>>>>>
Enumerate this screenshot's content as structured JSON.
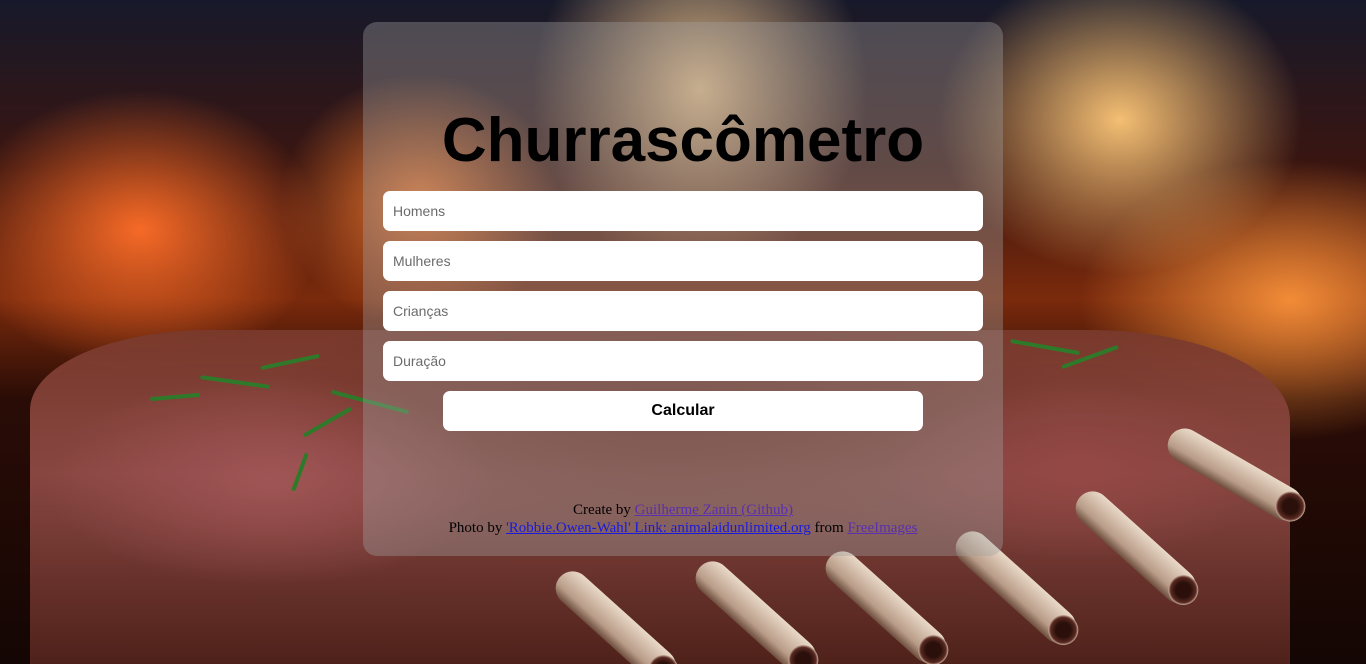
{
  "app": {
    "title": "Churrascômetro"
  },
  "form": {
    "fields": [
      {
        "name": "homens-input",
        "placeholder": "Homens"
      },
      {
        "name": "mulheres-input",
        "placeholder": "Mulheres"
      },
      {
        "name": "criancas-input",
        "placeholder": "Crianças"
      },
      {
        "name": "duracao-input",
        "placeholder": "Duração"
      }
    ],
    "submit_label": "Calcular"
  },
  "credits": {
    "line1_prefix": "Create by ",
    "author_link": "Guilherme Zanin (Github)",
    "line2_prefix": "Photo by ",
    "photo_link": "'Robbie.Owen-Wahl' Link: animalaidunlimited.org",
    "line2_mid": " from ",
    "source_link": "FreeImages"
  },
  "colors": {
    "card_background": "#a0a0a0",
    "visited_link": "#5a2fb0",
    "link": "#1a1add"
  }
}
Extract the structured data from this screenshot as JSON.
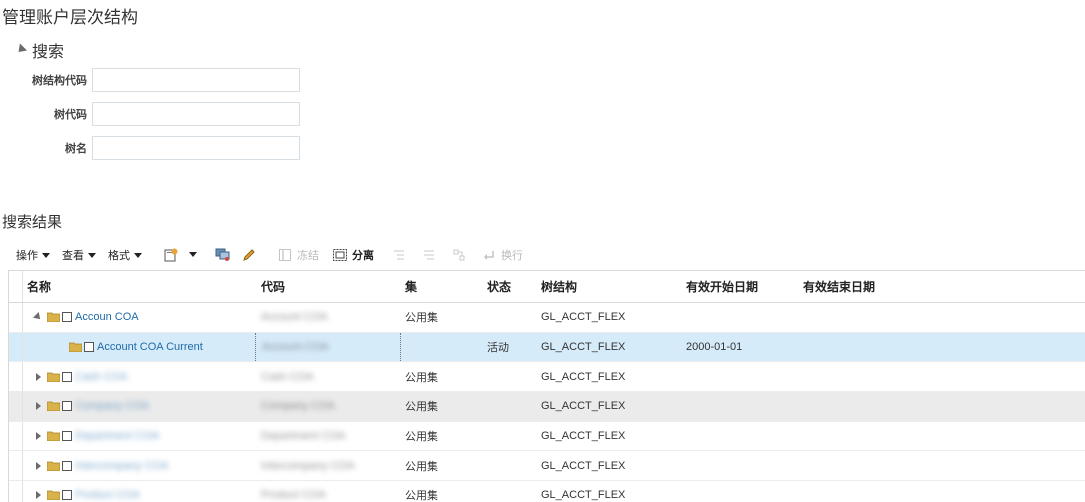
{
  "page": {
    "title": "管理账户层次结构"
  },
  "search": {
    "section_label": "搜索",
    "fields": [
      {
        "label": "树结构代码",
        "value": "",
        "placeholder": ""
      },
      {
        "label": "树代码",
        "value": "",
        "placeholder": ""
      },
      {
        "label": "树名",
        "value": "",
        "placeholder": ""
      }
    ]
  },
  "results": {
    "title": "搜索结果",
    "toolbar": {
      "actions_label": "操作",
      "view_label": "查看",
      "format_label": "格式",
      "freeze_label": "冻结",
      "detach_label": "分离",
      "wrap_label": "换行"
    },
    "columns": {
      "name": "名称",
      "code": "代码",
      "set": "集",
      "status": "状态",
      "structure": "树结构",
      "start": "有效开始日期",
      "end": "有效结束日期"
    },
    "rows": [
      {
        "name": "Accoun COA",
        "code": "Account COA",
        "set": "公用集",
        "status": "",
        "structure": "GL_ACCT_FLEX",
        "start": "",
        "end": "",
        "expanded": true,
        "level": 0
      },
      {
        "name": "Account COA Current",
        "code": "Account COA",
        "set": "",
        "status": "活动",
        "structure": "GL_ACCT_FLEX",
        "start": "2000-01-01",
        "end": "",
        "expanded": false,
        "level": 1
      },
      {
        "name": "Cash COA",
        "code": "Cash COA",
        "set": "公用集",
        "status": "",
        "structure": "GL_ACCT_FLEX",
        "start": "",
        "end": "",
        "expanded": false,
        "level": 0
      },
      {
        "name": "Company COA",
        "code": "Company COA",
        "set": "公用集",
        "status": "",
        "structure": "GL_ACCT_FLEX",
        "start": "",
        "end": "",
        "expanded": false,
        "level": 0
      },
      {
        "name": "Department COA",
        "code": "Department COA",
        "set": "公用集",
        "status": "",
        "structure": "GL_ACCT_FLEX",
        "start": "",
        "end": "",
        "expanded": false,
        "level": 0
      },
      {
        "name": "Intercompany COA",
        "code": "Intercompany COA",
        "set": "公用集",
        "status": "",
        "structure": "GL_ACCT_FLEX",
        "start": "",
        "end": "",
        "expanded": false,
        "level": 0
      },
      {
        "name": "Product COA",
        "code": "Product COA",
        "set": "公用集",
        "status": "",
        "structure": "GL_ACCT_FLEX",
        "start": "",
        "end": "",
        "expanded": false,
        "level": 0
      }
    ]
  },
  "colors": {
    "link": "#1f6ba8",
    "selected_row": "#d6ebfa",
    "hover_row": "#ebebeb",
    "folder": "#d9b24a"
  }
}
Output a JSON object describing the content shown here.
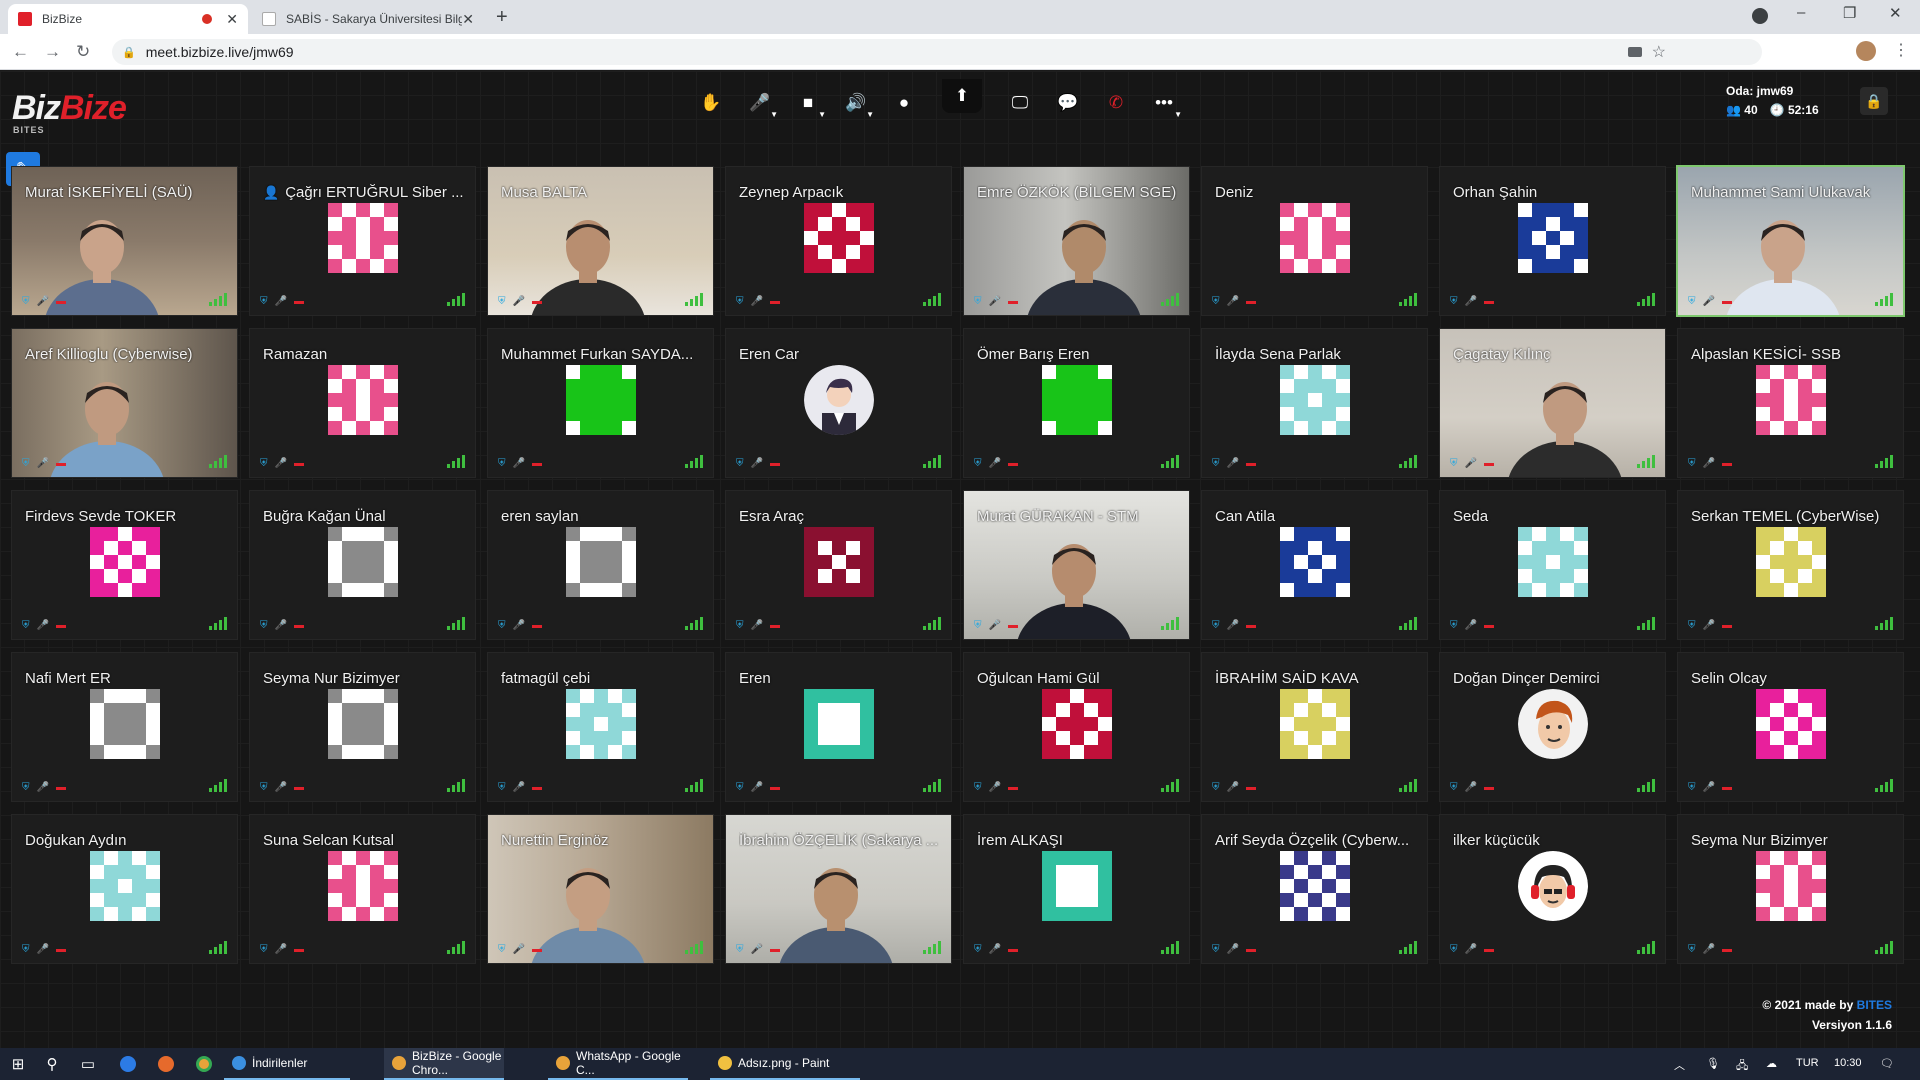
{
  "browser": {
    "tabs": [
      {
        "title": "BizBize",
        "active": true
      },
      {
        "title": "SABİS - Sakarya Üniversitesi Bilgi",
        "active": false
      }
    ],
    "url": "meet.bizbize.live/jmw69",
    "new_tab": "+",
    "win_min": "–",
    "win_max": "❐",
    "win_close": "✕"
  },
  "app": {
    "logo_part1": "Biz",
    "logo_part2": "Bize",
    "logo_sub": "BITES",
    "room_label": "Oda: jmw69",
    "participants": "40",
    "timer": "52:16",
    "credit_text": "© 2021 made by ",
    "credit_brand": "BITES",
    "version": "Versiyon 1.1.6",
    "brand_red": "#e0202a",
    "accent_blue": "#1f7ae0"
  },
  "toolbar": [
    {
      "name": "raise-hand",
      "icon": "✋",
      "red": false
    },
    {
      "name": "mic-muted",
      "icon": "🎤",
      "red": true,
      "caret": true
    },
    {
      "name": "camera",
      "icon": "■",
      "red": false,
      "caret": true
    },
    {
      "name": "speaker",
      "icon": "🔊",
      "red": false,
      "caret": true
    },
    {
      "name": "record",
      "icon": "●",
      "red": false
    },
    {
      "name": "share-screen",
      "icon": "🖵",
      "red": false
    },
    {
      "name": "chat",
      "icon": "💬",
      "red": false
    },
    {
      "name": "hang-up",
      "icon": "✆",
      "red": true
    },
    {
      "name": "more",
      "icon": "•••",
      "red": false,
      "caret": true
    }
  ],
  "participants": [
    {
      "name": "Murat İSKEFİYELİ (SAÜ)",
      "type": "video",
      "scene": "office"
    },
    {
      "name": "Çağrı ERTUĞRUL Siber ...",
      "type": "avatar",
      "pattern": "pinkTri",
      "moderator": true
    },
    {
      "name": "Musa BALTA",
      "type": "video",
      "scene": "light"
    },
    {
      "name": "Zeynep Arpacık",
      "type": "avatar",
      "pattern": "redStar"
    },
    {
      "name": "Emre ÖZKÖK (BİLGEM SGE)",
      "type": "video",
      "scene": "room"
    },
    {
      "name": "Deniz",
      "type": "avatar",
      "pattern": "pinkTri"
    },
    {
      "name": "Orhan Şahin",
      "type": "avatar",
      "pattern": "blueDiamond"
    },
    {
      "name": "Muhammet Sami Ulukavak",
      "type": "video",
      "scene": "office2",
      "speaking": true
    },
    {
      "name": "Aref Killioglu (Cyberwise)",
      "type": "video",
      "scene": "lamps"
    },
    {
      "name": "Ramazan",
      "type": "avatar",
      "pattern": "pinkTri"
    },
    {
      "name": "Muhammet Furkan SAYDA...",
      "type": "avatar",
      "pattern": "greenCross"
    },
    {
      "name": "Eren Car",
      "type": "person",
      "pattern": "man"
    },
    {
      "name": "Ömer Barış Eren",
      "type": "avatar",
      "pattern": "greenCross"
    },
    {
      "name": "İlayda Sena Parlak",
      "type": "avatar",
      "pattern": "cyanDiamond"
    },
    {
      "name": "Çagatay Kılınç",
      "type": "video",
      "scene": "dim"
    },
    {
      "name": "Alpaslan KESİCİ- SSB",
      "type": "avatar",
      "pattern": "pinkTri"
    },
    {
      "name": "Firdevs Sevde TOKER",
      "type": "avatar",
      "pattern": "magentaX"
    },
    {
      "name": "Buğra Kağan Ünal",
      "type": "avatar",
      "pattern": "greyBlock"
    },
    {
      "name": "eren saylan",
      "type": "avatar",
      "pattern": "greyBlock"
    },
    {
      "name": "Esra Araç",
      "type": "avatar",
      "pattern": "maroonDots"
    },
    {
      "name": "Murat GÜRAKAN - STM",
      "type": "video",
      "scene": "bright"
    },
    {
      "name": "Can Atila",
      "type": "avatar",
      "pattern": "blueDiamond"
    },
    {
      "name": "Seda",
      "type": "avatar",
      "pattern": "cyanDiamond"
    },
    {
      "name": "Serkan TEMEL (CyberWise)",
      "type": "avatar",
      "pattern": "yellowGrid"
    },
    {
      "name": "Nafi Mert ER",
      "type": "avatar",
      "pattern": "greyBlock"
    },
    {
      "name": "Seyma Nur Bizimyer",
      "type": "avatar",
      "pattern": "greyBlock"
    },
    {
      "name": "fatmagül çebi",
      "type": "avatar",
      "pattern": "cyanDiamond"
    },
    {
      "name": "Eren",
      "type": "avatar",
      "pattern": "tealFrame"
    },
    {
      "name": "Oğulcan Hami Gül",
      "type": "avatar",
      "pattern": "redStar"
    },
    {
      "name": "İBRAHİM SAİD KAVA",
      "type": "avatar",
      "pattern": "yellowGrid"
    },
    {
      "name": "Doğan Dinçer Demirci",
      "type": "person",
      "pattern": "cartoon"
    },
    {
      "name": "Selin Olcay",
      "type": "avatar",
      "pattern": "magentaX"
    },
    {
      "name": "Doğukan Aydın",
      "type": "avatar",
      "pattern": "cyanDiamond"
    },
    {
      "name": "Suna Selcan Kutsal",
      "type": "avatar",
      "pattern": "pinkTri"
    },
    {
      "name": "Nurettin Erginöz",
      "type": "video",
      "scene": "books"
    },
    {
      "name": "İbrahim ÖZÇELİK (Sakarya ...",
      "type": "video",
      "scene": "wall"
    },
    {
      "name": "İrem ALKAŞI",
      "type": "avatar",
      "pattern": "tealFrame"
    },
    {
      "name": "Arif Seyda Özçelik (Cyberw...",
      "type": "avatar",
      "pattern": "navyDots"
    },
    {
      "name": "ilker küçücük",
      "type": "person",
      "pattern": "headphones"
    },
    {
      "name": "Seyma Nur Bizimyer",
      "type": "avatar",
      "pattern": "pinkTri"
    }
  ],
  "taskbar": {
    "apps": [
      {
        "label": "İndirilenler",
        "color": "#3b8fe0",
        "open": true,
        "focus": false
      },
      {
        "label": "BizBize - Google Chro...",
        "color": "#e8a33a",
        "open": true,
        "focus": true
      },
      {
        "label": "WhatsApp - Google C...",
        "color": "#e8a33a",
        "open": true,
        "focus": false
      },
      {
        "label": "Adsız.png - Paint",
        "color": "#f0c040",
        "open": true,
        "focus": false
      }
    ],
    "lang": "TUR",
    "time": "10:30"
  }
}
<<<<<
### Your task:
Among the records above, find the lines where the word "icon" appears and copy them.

### Answer below:
      "icon": "✋",
      "icon": "🎤",
      "icon": "■",
      "icon": "🔊",
      "icon": "●",
      "icon": "🖵",
      "icon": "💬",
      "icon": "✆",
      "icon": "•••",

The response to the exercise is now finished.